Best quote from today’s Deque course

Accessibility does not happen by accident. It has to be purposefully planned, built, and tested for accessibility.

Day 82: Testing with Users with Disabilities

Today’s study session led me back to usability testing. This seems to be critical when it comes to adding it to our testing toolbox to check for usability and accessibility issues that escape conformance checks, alongside automated and manual testing tools.

Personally, this is one of the areas I struggle with implementing. I love reading about usability testing and case studies that people document, but I’ve not yet taken the opportunity to try doing this myself. Usually because it has it’s own added cost, as well as awkwardness to set up testing with a specific group of people. Maybe this will be my motivator to make some connections and start a plan to make this happen this year.

Things I accomplished

Read:

What I learned today

The guidelines are not all-inclusive. Some good accessibility techniques may not be in WCAG because:

  • It is difficult to objectively verify compliance with the technique
  • The writers of the guidelines did not recognize the need for the technique when writing the guidelines.
  • The technique was not necessary (or at least not anticipated) at the time the guidelines were written, because the technologies or circumstances that require the technique are newer than the guidelines.

Before bringing in users for testing, do some preliminary checks and fix known issues in order to better discover underlying accessibility and usability challenges that were not detectable by software or manual checks.

Including users in testing doesn’t have to be a full-blown usability study. Informal evaluations and brief interactions with feedback can be very helpful. Additionally, informal evaluations can happen throughout the product’s lifecycle, rather than formal usability studies that usually occur near the end of development. Bonus: informal interactions can help us all see the person clearer rather than a case study.

Never assume that feedback from one person with a disability speaks for all people with disabilities. A small-scale evaluation (only a few people within a study) is not enough to draw solid conclusions with statistical significance, even though valuable insight occurs. Try to include a variety of disabilities: auditory, cognitive, neurological, physical, speech, and visual with different characteristics. If possible, include older people, as well.

Further reading

 

Day 81: Manual vs. Automated A11y Testing Tools

Today I went into my study time with the intent to list out pros and cons of automated versus manual accessibility testing.
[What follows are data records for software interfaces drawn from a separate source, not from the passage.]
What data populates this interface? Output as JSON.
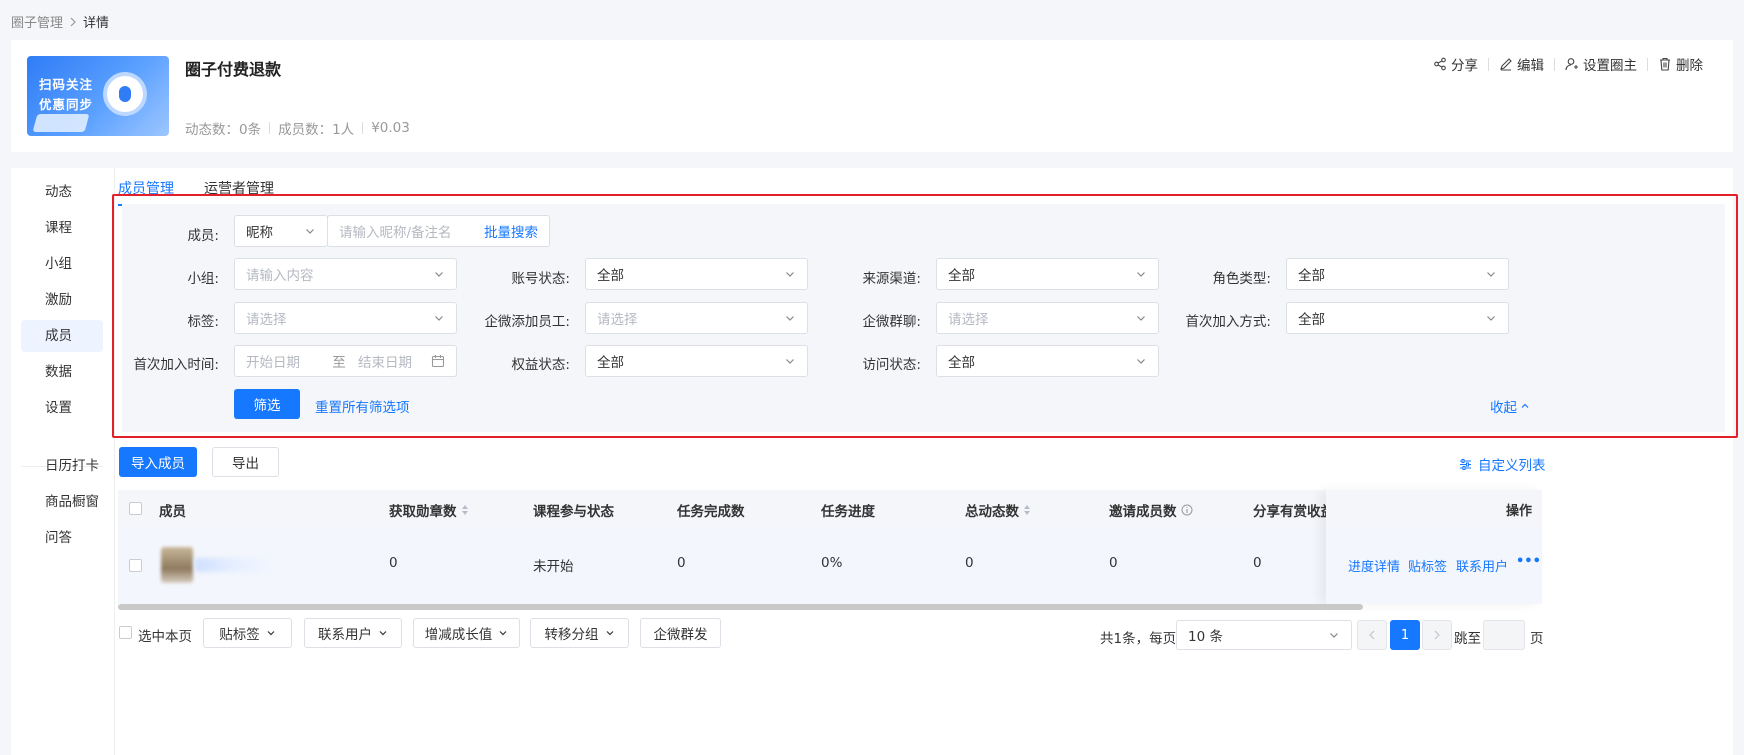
{
  "breadcrumb": {
    "parent": "圈子管理",
    "current": "详情"
  },
  "circle": {
    "cover_line1": "扫码关注",
    "cover_line2": "优惠同步",
    "title": "圈子付费退款",
    "posts_label": "动态数：0条",
    "members_label": "成员数：1人",
    "price": "¥0.03"
  },
  "header_actions": {
    "share": "分享",
    "edit": "编辑",
    "set_owner": "设置圈主",
    "delete": "删除"
  },
  "sidebar": {
    "items": [
      "动态",
      "课程",
      "小组",
      "激励",
      "成员",
      "数据",
      "设置"
    ],
    "active": "成员",
    "extra": [
      "日历打卡",
      "商品橱窗",
      "问答"
    ]
  },
  "tabs": [
    "成员管理",
    "运营者管理"
  ],
  "filters": {
    "member_label": "成员:",
    "member_type": "昵称",
    "member_placeholder": "请输入昵称/备注名",
    "batch_search": "批量搜索",
    "group_label": "小组:",
    "group_placeholder": "请输入内容",
    "account_status_label": "账号状态:",
    "account_status": "全部",
    "source_label": "来源渠道:",
    "source": "全部",
    "role_label": "角色类型:",
    "role": "全部",
    "tag_label": "标签:",
    "tag_placeholder": "请选择",
    "wecom_staff_label": "企微添加员工:",
    "wecom_staff_placeholder": "请选择",
    "wecom_group_label": "企微群聊:",
    "wecom_group_placeholder": "请选择",
    "first_join_method_label": "首次加入方式:",
    "first_join_method": "全部",
    "first_join_time_label": "首次加入时间:",
    "start_placeholder": "开始日期",
    "range_sep": "至",
    "end_placeholder": "结束日期",
    "rights_label": "权益状态:",
    "rights": "全部",
    "visit_label": "访问状态:",
    "visit": "全部",
    "filter_button": "筛选",
    "reset_link": "重置所有筛选项",
    "collapse": "收起"
  },
  "toolbar": {
    "import": "导入成员",
    "export": "导出",
    "custom_columns": "自定义列表"
  },
  "table": {
    "columns": [
      "成员",
      "获取勋章数",
      "课程参与状态",
      "任务完成数",
      "任务进度",
      "总动态数",
      "邀请成员数",
      "分享有赏收益",
      "操作"
    ],
    "rows": [
      {
        "badges": "0",
        "course_status": "未开始",
        "tasks_done": "0",
        "progress": "0%",
        "posts": "0",
        "invites": "0",
        "share_income": "0"
      }
    ],
    "row_actions": [
      "进度详情",
      "贴标签",
      "联系用户",
      "•••"
    ]
  },
  "bulk": {
    "select_page": "选中本页",
    "tag": "贴标签",
    "contact": "联系用户",
    "growth": "增减成长值",
    "move_group": "转移分组",
    "wecom_broadcast": "企微群发"
  },
  "pagination": {
    "total": "共1条，每页",
    "page_size": "10 条",
    "current_page": "1",
    "goto_label": "跳至",
    "page_unit": "页"
  },
  "colors": {
    "accent": "#1677ff",
    "highlight_border": "#e3202a"
  }
}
Instead I walked away with a comparison of what each had to offer, and understanding that both are valuable when used cooperatively during website and web app development.

Things I accomplished
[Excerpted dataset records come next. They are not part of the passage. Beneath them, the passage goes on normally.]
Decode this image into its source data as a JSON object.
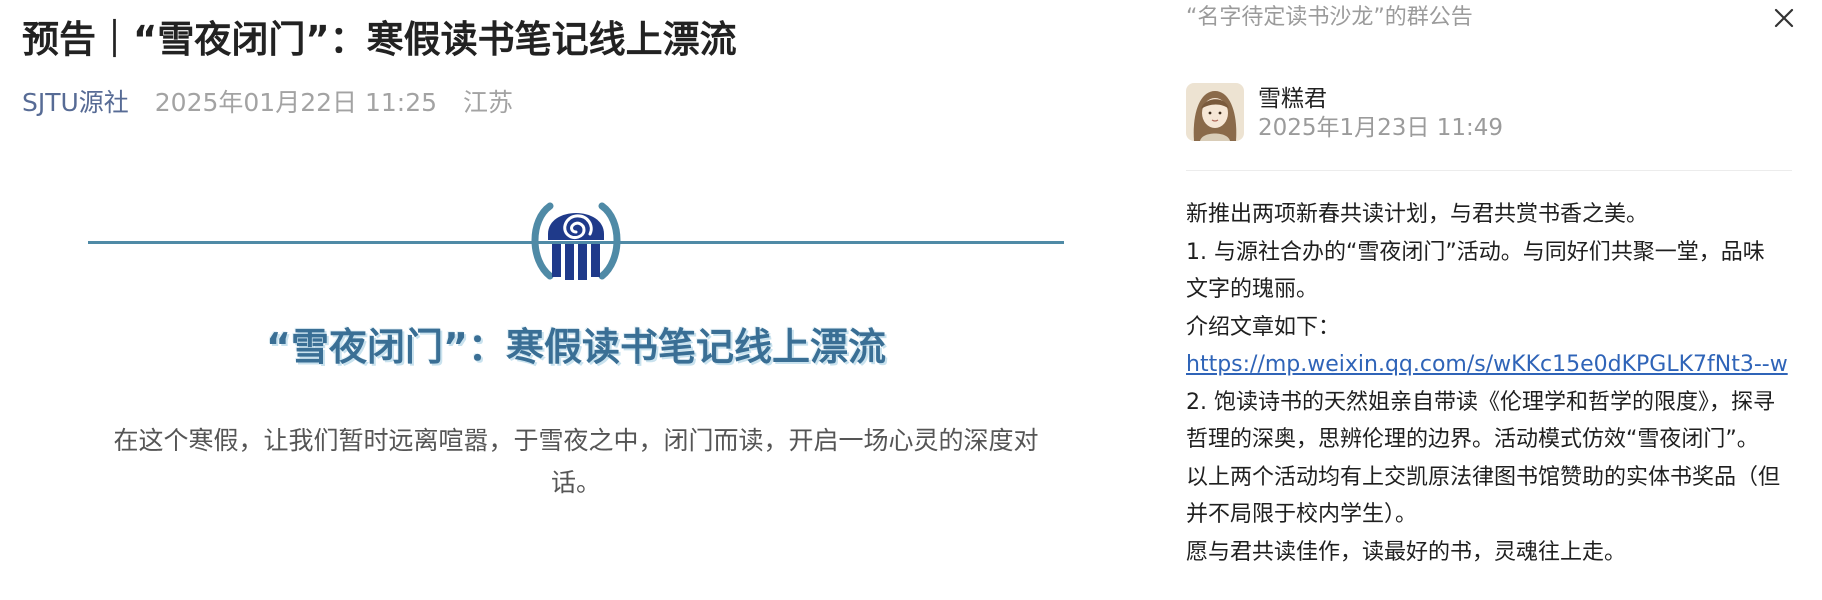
{
  "article": {
    "title": "预告｜“雪夜闭门”：寒假读书笔记线上漂流",
    "author": "SJTU源社",
    "date": "2025年01月22日 11:25",
    "location": "江苏",
    "banner_title": "“雪夜闭门”：寒假读书笔记线上漂流",
    "banner_desc": "在这个寒假，让我们暂时远离喧嚣，于雪夜之中，闭门而读，开启一场心灵的深度对话。",
    "logo_icon": "spiral-seal-logo-icon"
  },
  "panel": {
    "title": "“名字待定读书沙龙”的群公告",
    "close_icon": "close-icon",
    "poster_name": "雪糕君",
    "post_time": "2025年1月23日 11:49",
    "content": [
      "新推出两项新春共读计划，与君共赏书香之美。",
      "1. 与源社合办的“雪夜闭门”活动。与同好们共聚一堂，品味",
      "文字的瑰丽。",
      "介绍文章如下：",
      "https://mp.weixin.qq.com/s/wKKc15e0dKPGLK7fNt3--w",
      "2. 饱读诗书的天然姐亲自带读《伦理学和哲学的限度》，探寻",
      "哲理的深奥，思辨伦理的边界。活动模式仿效“雪夜闭门”。",
      "以上两个活动均有上交凯原法律图书馆赞助的实体书奖品（但",
      "并不局限于校内学生）。",
      "愿与君共读佳作，读最好的书，灵魂往上走。"
    ]
  },
  "colors": {
    "author_link": "#576b95",
    "banner_accent": "#3a6f95",
    "logo_navy": "#1f3a8a",
    "link": "#2f64b8"
  }
}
Submitted my request to take the Web Accessibility Specialist certification exam in early April via private proctor.

Read:
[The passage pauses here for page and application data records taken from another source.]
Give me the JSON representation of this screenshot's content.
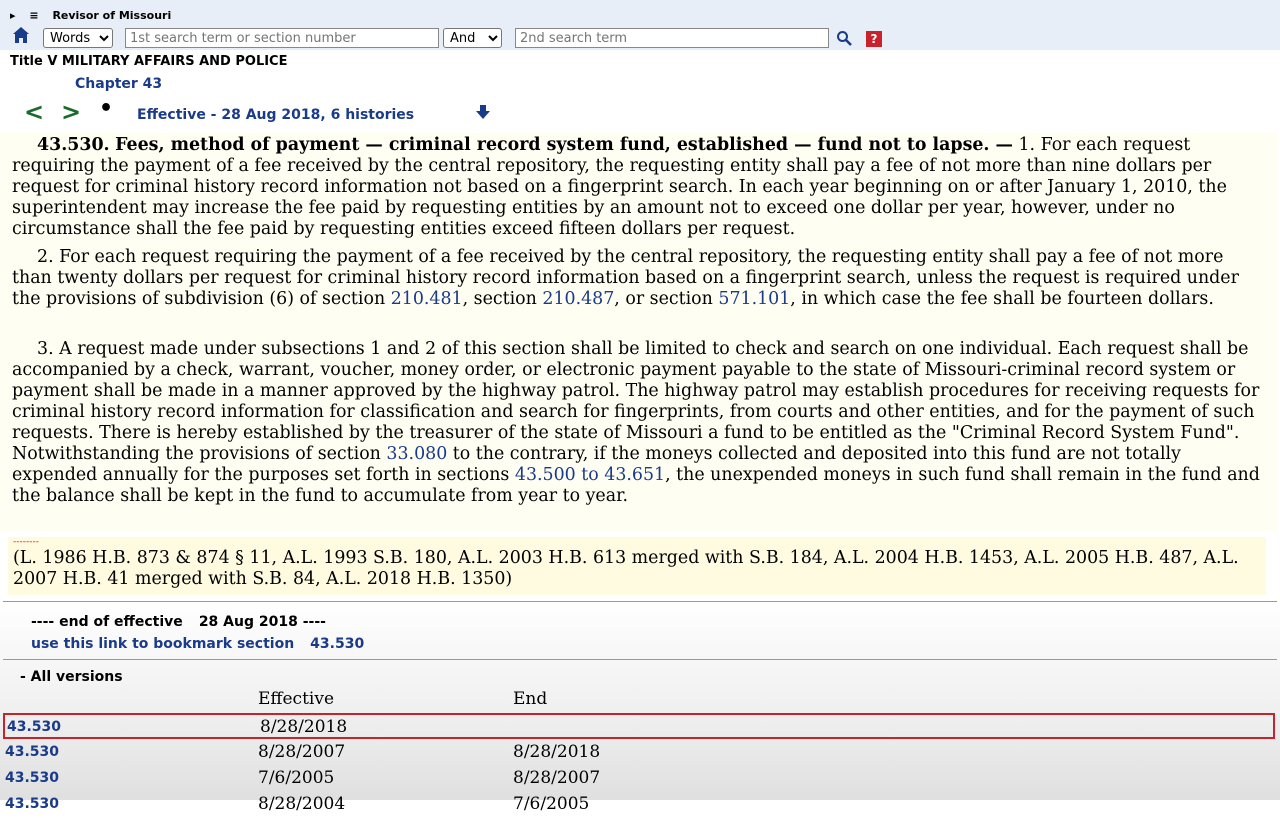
{
  "site": {
    "title": "Revisor of Missouri"
  },
  "search": {
    "mode": "Words",
    "term1_placeholder": "1st search term or section number",
    "bool": "And",
    "term2_placeholder": "2nd search term",
    "help_label": "?"
  },
  "nav": {
    "title": "Title V MILITARY AFFAIRS AND POLICE",
    "chapter": "Chapter 43",
    "prev": "<",
    "next": ">",
    "dot": "•",
    "effective": "Effective - 28 Aug 2018, 6 histories"
  },
  "statute": {
    "section": "43.530.",
    "heading": "Fees, method of payment — criminal record system fund, established — fund not to lapse. —",
    "p1_text": " 1.  For each request requiring the payment of a fee received by the central repository, the requesting entity shall pay a fee of not more than nine dollars per request for criminal history record information not based on a fingerprint search.  In each year beginning on or after January 1, 2010, the superintendent may increase the fee paid by requesting entities by an amount not to exceed one dollar per year, however, under no circumstance shall the fee paid by requesting entities exceed fifteen dollars per request.",
    "p2_a": "2.  For each request requiring the payment of a fee received by the central repository, the requesting entity shall pay a fee of not more than twenty dollars per request for criminal history record information based on a fingerprint search, unless the request is required under the provisions of subdivision (6) of section ",
    "p2_link1": "210.481",
    "p2_b": ", section ",
    "p2_link2": "210.487",
    "p2_c": ", or section ",
    "p2_link3": "571.101",
    "p2_d": ", in which case the fee shall be fourteen dollars.",
    "p3_a": "3.  A request made under subsections 1 and 2 of this section shall be limited to check and search on one individual.  Each request shall be accompanied by a check, warrant, voucher, money order, or electronic payment payable to the state of Missouri-criminal record system or payment shall be made in a manner approved by the highway patrol.  The highway patrol may establish procedures for receiving requests for criminal history record information for classification and search for fingerprints, from courts and other entities, and for the payment of such requests.  There is hereby established by the treasurer of the state of Missouri a fund to be entitled as the \"Criminal Record System Fund\".  Notwithstanding the provisions of section ",
    "p3_link1": "33.080",
    "p3_b": " to the contrary, if the moneys collected and deposited into this fund are not totally expended annually for the purposes set forth in sections ",
    "p3_link2": "43.500 to 43.651",
    "p3_c": ", the unexpended moneys in such fund shall remain in the fund and the balance shall be kept in the fund to accumulate from year to year."
  },
  "history": {
    "dashes": "--------",
    "text": "(L. 1986 H.B. 873 & 874 § 11, A.L. 1993 S.B. 180, A.L. 2003 H.B. 613 merged with S.B. 184, A.L. 2004 H.B. 1453, A.L. 2005 H.B. 487, A.L. 2007 H.B. 41 merged with S.B. 84, A.L. 2018 H.B. 1350)"
  },
  "footer": {
    "end_label": "---- end of effective",
    "end_date": "28 Aug 2018 ----",
    "bookmark_label": "use this link to bookmark section",
    "bookmark_section": "43.530"
  },
  "versions": {
    "heading": "- All versions",
    "col_effective": "Effective",
    "col_end": "End",
    "rows": [
      {
        "section": "43.530",
        "effective": "8/28/2018",
        "end": ""
      },
      {
        "section": "43.530",
        "effective": "8/28/2007",
        "end": "8/28/2018"
      },
      {
        "section": "43.530",
        "effective": "7/6/2005",
        "end": "8/28/2007"
      },
      {
        "section": "43.530",
        "effective": "8/28/2004",
        "end": "7/6/2005"
      }
    ]
  },
  "colors": {
    "link": "#1a3a8a",
    "nav_arrow": "#1a6b2a",
    "highlight": "#c8232c",
    "statute_bg": "#fffef2"
  }
}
Created a comparison table to jot down ideas about manual and automated testing (see under What I learned today).

What I learned today

Manual Testing Automated Testing
Slower process Faster process
Mostly accurate Sometimes accurate
Easier to miss a link Guaranteed check of all links
Identifies proper state of elements Automated user input can miss state
Page by Page Site-wide
Assurance of conformance Misleading in assurance of conformance
Guidance for alternative solutions Yes/No (boolean) checks and solutions
Human and software Software
Context Patterns
Finds actual problems Lists potential problems
Appropriate HTML semantics HTML validation
Accurate alt text Existence of alt attribute
Heading hierarchy Headings exist
Follows intention of usability Follows WCAG success criteria
Test is/isn’t readable Programmatic color contrast
Exploratory Automated
Part of the testing process Part of the testing process
Appropriate use of ARIA Presence and validity of ARIA
In real life Hypothetical
Identifies granular challenges of usability Quickly identifies low-hanging fruit and repeated offenders

In conclusion

Deciding on testing methods and tools shouldn’t be an either-or mandate. Each has their strengths and weaknesses. Using both methods should be a part of every testing process. Why not strengthen your product’s usability by incorporating tools from each methodology into your process?